● The problem
This exercise asks for the records to be retyped exactly as they read.

● Supplied material
++++++++

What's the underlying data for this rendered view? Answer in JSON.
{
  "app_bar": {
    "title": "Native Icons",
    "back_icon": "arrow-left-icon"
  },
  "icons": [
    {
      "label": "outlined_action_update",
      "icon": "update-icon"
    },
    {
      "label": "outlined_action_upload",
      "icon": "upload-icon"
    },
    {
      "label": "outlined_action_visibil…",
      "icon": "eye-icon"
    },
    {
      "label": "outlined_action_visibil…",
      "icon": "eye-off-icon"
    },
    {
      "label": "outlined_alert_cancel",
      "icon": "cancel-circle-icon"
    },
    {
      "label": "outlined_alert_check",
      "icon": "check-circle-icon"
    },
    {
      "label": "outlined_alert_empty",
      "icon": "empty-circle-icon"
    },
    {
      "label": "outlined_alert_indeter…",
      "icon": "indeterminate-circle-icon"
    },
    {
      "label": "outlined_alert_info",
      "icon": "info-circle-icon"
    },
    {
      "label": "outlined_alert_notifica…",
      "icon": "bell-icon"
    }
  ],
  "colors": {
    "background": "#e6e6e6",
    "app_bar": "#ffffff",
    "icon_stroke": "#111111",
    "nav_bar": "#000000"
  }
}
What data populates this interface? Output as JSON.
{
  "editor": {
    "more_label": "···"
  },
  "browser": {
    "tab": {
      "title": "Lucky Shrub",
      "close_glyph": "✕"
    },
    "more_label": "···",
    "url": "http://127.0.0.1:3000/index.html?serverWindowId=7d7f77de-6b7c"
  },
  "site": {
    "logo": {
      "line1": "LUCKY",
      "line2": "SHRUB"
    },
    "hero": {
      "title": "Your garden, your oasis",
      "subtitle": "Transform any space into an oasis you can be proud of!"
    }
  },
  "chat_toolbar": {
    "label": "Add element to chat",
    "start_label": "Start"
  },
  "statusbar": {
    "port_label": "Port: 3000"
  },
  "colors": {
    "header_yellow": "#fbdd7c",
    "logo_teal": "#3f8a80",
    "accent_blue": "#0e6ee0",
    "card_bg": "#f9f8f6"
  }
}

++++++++

● Answer to the problem
What's the underlying data for this rendered view? Answer in JSON.
{
  "app_bar": {
    "title": "Native Icons",
    "back_icon": "arrow-left-icon"
  },
  "icons": [
    {
      "label": "outlined_action_update",
      "icon": "update-icon"
    },
    {
      "label": "outlined_action_upload",
      "icon": "upload-icon"
    },
    {
      "label": "outlined_action_visibil…",
      "icon": "eye-icon"
    },
    {
      "label": "outlined_action_visibil…",
      "icon": "eye-off-icon"
    },
    {
      "label": "outlined_alert_cancel",
      "icon": "cancel-circle-icon"
    },
    {
      "label": "outlined_alert_check",
      "icon": "check-circle-icon"
    },
    {
      "label": "outlined_alert_empty",
      "icon": "empty-circle-icon"
    },
    {
      "label": "outlined_alert_indeter…",
      "icon": "indeterminate-circle-icon"
    },
    {
      "label": "outlined_alert_info",
      "icon": "info-circle-icon"
    },
    {
      "label": "outlined_alert_notifica…",
      "icon": "bell-icon"
    }
  ],
  "colors": {
    "background": "#e6e6e6",
    "app_bar": "#ffffff",
    "icon_stroke": "#111111",
    "nav_bar": "#000000"
  }
}
What data populates this interface? Output as JSON.
{
  "editor": {
    "more_label": "···"
  },
  "browser": {
    "tab": {
      "title": "Lucky Shrub",
      "close_glyph": "✕"
    },
    "more_label": "···",
    "url": "http://127.0.0.1:3000/index.html?serverWindowId=7d7f77de-6b7c"
  },
  "site": {
    "logo": {
      "line1": "LUCKY",
      "line2": "SHRUB"
    },
    "hero": {
      "title": "Your garden, your oasis",
      "subtitle": "Transform any space into an oasis you can be proud of!"
    }
  },
  "chat_toolbar": {
    "label": "Add element to chat",
    "start_label": "Start"
  },
  "statusbar": {
    "port_label": "Port: 3000"
  },
  "colors": {
    "header_yellow": "#fbdd7c",
    "logo_teal": "#3f8a80",
    "accent_blue": "#0e6ee0",
    "card_bg": "#f9f8f6"
  }
}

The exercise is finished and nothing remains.